BEGIN

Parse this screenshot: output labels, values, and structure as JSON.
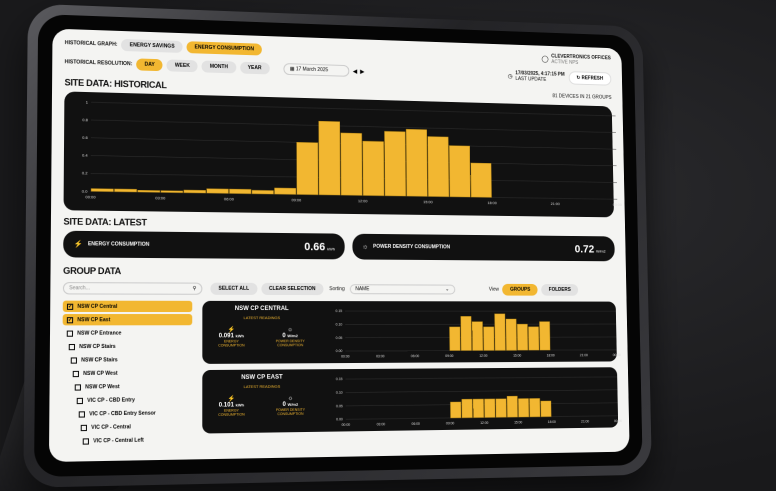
{
  "header": {
    "historical_graph_label": "HISTORICAL GRAPH:",
    "tabs": [
      {
        "label": "ENERGY SAVINGS",
        "active": false
      },
      {
        "label": "ENERGY CONSUMPTION",
        "active": true
      }
    ],
    "org_name": "CLEVERTRONICS OFFICES",
    "org_sub": "ACTIVE NPS",
    "resolution_label": "HISTORICAL RESOLUTION:",
    "resolutions": [
      {
        "label": "DAY",
        "active": true
      },
      {
        "label": "WEEK",
        "active": false
      },
      {
        "label": "MONTH",
        "active": false
      },
      {
        "label": "YEAR",
        "active": false
      }
    ],
    "date_value": "17 March 2025",
    "timestamp": "17/03/2025, 4:17:15 PM",
    "last_update_label": "Last update",
    "refresh_label": "REFRESH"
  },
  "historical": {
    "title": "SITE DATA: HISTORICAL",
    "devices_note": "81 devices in 21 groups"
  },
  "chart_data": [
    {
      "type": "bar",
      "title": "SITE DATA: HISTORICAL",
      "x_ticks": [
        "00:00",
        "03:00",
        "06:00",
        "09:00",
        "12:00",
        "15:00",
        "18:00",
        "21:00",
        "00:00"
      ],
      "y_ticks": [
        "0.0",
        "0.2",
        "0.4",
        "0.6",
        "0.8",
        "1"
      ],
      "ylim": [
        0,
        1
      ],
      "values": [
        0.03,
        0.03,
        0.02,
        0.02,
        0.03,
        0.05,
        0.05,
        0.04,
        0.07,
        0.6,
        0.85,
        0.72,
        0.63,
        0.75,
        0.78,
        0.7,
        0.6,
        0.4,
        0,
        0,
        0,
        0,
        0,
        0
      ]
    },
    {
      "type": "bar",
      "title": "NSW CP CENTRAL",
      "x_ticks": [
        "00:00",
        "03:00",
        "06:00",
        "09:00",
        "12:00",
        "15:00",
        "18:00",
        "21:00",
        "00:00"
      ],
      "y_ticks": [
        "0.00",
        "0.05",
        "0.10",
        "0.15"
      ],
      "ylim": [
        0,
        0.15
      ],
      "values": [
        0,
        0,
        0,
        0,
        0,
        0,
        0,
        0,
        0,
        0.09,
        0.13,
        0.11,
        0.09,
        0.14,
        0.12,
        0.1,
        0.09,
        0.11,
        0,
        0,
        0,
        0,
        0,
        0
      ]
    },
    {
      "type": "bar",
      "title": "NSW CP EAST",
      "x_ticks": [
        "00:00",
        "03:00",
        "06:00",
        "09:00",
        "12:00",
        "15:00",
        "18:00",
        "21:00",
        "00:00"
      ],
      "y_ticks": [
        "0.00",
        "0.05",
        "0.10",
        "0.15"
      ],
      "ylim": [
        0,
        0.15
      ],
      "values": [
        0,
        0,
        0,
        0,
        0,
        0,
        0,
        0,
        0,
        0.06,
        0.07,
        0.07,
        0.07,
        0.07,
        0.08,
        0.07,
        0.07,
        0.06,
        0,
        0,
        0,
        0,
        0,
        0
      ]
    }
  ],
  "latest": {
    "title": "SITE DATA: LATEST",
    "energy_label": "ENERGY CONSUMPTION",
    "energy_value": "0.66",
    "energy_unit": "kWh",
    "power_label": "POWER DENSITY CONSUMPTION",
    "power_value": "0.72",
    "power_unit": "W/m2"
  },
  "groups": {
    "title": "GROUP DATA",
    "search_placeholder": "Search...",
    "select_all": "SELECT ALL",
    "clear_selection": "CLEAR SELECTION",
    "sorting_label": "Sorting",
    "sorting_value": "NAME",
    "view_label": "View",
    "view_groups": "GROUPS",
    "view_folders": "FOLDERS",
    "items": [
      {
        "label": "NSW CP Central",
        "checked": true
      },
      {
        "label": "NSW CP East",
        "checked": true
      },
      {
        "label": "NSW CP Entrance",
        "checked": false
      },
      {
        "label": "NSW CP Stairs",
        "checked": false
      },
      {
        "label": "NSW CP Stairs",
        "checked": false
      },
      {
        "label": "NSW CP West",
        "checked": false
      },
      {
        "label": "NSW CP West",
        "checked": false
      },
      {
        "label": "VIC CP - CBD Entry",
        "checked": false
      },
      {
        "label": "VIC CP - CBD Entry Sensor",
        "checked": false
      },
      {
        "label": "VIC CP - Central",
        "checked": false
      },
      {
        "label": "VIC CP - Central Left",
        "checked": false
      }
    ],
    "cards": [
      {
        "title": "NSW CP CENTRAL",
        "latest": "LATEST READINGS",
        "energy": "0.091",
        "energy_unit": "kWh",
        "energy_label": "ENERGY CONSUMPTION",
        "power": "0",
        "power_unit": "W/m2",
        "power_label": "POWER DENSITY CONSUMPTION"
      },
      {
        "title": "NSW CP EAST",
        "latest": "LATEST READINGS",
        "energy": "0.101",
        "energy_unit": "kWh",
        "energy_label": "ENERGY CONSUMPTION",
        "power": "0",
        "power_unit": "W/m2",
        "power_label": "POWER DENSITY CONSUMPTION"
      }
    ]
  },
  "colors": {
    "accent": "#f2b731",
    "dark": "#111111",
    "background": "#f4f4f2"
  }
}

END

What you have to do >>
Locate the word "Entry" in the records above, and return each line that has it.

Solved exercise >>
        "label": "VIC CP - CBD Entry",
        "label": "VIC CP - CBD Entry Sensor",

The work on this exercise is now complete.